“Actually my dad is still stylish. It took me looking at those photos to realize that he is still stylish and I’m just like dealing with, I don’t know, perceiving my dad with American standards of beauty, you know? I didn’t really understand how to see my father as a beautiful person because there was nobody else being seen as attractive that looked like him or me during that time period.”
The site offers a very particular lens for its exhibit — almost everyone submitting is the same age as their parents (or ancestors) in the photo. It’s a strange personal time warp that lets you simultaneously look into the past and the future; where will we be when our kids look at pictures of us? Will they find us as beautiful and ridiculous as we found our parents?
I remember when I first found pictures of my dad in his 20s — massive mustache, shoulder-length hair, and lapeled shirt and all. It was jarring realizing he had been a person who scowled in photographs before I came along. Looking at him was like reflecting on my own origins.

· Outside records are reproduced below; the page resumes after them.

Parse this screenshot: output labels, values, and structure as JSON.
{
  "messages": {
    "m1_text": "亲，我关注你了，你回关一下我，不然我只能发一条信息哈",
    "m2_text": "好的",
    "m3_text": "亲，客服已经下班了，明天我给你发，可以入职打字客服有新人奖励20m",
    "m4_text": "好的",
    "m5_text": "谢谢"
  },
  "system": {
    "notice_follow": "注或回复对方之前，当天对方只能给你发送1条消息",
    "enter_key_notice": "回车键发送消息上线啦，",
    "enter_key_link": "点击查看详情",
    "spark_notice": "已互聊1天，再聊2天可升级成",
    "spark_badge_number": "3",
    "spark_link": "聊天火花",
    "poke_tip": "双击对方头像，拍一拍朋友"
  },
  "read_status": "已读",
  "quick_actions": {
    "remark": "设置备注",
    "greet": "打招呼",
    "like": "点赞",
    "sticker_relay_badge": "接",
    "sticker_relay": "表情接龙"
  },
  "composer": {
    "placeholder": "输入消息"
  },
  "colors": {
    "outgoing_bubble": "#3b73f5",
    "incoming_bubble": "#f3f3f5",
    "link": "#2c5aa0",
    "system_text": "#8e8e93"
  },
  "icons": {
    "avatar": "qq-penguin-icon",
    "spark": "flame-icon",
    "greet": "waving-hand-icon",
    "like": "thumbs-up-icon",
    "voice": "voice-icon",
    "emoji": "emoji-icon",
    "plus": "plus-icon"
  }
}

Akbar plans to ensure our dad’s live on their retro glory: “I want to keep going with [the project] for as long as there’s interest and one day I’d like to make a book and solicit essays [to go along with the photos],” Akbar said.
Rad Brown Dads is a community project dedicated entirely to seeing our fathers as creatures of fashion, windswept with their new migrations and beautiful in their way. You can submit your own rad brown dad to the site here.